­­DM: Professionally, everyone who helps me in solving a crime can count on my professional and personal assistance, within the legal limits. The Syrian diplomat to whom you are referring incriminated himself, his superiors in the Syrian Embassy, in the Foreign Ministry, as well as the terrorists, who all participated in the bombing of the French Consulate. This was valuable information not just for us in Germany but also for the Swiss, Greek, and French authorities. As I realized, this person would never be able to return to his family in Syria under the Assad regime. I did what I could to help him with his stay in Berlin after he was released from prison and after a few years we even managed to bring his family from Damascus to Berlin. Of course, his confession led to a more lenient sentence as well. But this can be done in our judicial system.

MY: How effectively is Germany dealing with the Islamic State challenge today? We’ve seen some attacks, but nothing on the level of what we’ve seen in France. Any reason why?

DM: We have been pretty lucky until now, but at the same time cooperation between our prosecutors, intelligence services, and police authorities is highly developed, structured, and therefore efficient. Years ago we established a formal consultation mechanism in which specialized officials at the working level, who know and trust each other, meet regularly at a well-equipped situation center, exchange information, develop strategies, and openly discuss individual cases and developments. We also use sophisticated technical means of investigation under judicial control.

I also see that many of our immigrants from the Islamic world to some extent identify with Germany, or at least appreciate the advantages provided to them by the country in which they live. This includes safe and comfortable living conditions, free education, free health care, the right to exercise their religion, freedom of speech, and so on. Therefore, people are willing to cooperate with or support the German authorities to prevent terrorist incidents. We experienced this recently when Syrian refugees assisted in the arrest of an alleged Syrian terrorist.

 MY: Are the days of the crusading prosecutor over in Europe?

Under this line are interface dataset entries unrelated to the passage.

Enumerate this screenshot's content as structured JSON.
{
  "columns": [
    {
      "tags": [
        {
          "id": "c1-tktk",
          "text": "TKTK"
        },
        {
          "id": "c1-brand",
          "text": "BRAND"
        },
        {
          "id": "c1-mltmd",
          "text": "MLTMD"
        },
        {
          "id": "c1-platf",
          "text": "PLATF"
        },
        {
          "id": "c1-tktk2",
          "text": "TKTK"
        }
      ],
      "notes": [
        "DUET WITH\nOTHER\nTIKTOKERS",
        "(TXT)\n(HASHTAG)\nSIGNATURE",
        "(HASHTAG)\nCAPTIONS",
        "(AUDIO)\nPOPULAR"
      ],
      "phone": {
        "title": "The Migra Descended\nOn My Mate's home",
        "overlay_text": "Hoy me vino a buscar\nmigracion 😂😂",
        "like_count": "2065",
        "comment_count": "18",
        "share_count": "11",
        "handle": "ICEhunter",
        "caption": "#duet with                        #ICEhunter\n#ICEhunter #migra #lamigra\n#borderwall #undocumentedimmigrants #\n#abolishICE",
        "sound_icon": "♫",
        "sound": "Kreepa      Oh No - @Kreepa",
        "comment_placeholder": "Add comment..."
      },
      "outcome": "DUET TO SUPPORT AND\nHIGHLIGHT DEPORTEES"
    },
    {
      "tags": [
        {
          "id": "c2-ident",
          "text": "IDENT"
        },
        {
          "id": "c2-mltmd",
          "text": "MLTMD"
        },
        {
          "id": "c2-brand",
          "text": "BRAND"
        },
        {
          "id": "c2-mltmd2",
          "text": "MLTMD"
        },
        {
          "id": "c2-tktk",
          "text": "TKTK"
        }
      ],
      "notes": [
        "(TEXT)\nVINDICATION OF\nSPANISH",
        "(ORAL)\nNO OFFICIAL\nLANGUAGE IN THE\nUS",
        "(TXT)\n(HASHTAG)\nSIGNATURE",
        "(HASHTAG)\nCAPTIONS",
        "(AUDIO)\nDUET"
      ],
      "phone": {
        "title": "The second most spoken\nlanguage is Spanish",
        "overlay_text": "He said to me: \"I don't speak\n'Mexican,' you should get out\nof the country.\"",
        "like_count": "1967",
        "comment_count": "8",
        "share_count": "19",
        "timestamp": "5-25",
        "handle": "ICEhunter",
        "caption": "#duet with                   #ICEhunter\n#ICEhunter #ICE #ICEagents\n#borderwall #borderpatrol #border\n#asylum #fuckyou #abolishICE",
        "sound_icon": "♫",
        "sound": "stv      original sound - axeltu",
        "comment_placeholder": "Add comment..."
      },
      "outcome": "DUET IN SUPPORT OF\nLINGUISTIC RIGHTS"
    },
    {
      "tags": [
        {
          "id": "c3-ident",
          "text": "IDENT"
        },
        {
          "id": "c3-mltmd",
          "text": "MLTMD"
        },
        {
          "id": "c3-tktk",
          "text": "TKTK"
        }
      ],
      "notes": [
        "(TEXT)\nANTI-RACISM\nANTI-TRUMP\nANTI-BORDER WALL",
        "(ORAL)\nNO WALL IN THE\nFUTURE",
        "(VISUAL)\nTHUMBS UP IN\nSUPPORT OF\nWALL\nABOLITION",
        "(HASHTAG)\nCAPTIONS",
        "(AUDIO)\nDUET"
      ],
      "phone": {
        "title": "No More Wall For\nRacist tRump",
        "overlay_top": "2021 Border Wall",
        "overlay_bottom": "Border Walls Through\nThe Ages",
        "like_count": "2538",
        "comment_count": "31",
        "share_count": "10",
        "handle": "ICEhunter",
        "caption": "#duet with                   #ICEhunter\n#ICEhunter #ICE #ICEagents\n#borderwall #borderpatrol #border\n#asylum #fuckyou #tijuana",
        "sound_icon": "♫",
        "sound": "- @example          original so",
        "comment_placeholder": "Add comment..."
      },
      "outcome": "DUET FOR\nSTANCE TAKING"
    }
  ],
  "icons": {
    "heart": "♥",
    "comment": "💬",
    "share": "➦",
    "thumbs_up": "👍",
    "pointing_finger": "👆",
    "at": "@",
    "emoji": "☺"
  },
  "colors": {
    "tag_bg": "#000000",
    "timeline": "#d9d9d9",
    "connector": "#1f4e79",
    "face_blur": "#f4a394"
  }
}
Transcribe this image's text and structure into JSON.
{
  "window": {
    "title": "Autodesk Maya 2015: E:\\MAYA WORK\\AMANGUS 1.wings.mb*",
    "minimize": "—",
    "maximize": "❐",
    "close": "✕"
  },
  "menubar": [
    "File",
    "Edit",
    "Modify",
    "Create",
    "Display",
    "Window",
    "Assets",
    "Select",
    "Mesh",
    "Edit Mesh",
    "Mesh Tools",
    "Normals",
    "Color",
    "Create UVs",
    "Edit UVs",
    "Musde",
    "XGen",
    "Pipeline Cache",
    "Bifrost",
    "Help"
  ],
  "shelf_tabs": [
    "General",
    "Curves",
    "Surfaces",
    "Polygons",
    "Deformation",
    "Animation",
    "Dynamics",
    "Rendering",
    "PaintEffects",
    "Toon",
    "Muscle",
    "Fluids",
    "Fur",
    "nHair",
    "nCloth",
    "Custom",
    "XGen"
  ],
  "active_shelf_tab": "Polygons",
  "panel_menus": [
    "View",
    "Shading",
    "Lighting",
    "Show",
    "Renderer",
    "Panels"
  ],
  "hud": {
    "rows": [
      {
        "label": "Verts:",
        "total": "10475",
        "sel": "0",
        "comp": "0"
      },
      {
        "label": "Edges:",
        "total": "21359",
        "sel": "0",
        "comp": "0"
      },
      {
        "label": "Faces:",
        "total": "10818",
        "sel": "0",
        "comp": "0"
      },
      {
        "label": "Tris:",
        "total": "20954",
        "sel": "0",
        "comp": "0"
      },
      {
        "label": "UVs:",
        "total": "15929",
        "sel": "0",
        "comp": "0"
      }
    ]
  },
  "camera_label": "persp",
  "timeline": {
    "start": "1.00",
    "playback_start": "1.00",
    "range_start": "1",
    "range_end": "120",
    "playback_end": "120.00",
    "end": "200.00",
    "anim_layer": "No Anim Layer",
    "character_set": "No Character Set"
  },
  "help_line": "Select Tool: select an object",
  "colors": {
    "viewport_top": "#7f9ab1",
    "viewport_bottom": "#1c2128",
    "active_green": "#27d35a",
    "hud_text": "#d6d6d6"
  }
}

DM: They never existed. You have to understand that we are not on a television show. Effective prosecution—then and now—requires close cooperation with your international colleagues, the police and, where applicable, intelligence agencies. Without teamwork you are lost. Of course you have to be determined and focus on what your job requires: responsibility, obedience of the law, and respect for the victims

MY: With a career like yours retirement must be a bit dull. Is your retirement dull?

DM: No, not at all. Life is wonderful without corpses, sleepless nights, long workdays, and time-consuming meetings, just to name a few advantages. There was a time for prosecuting—some 40 years—now is the time for living.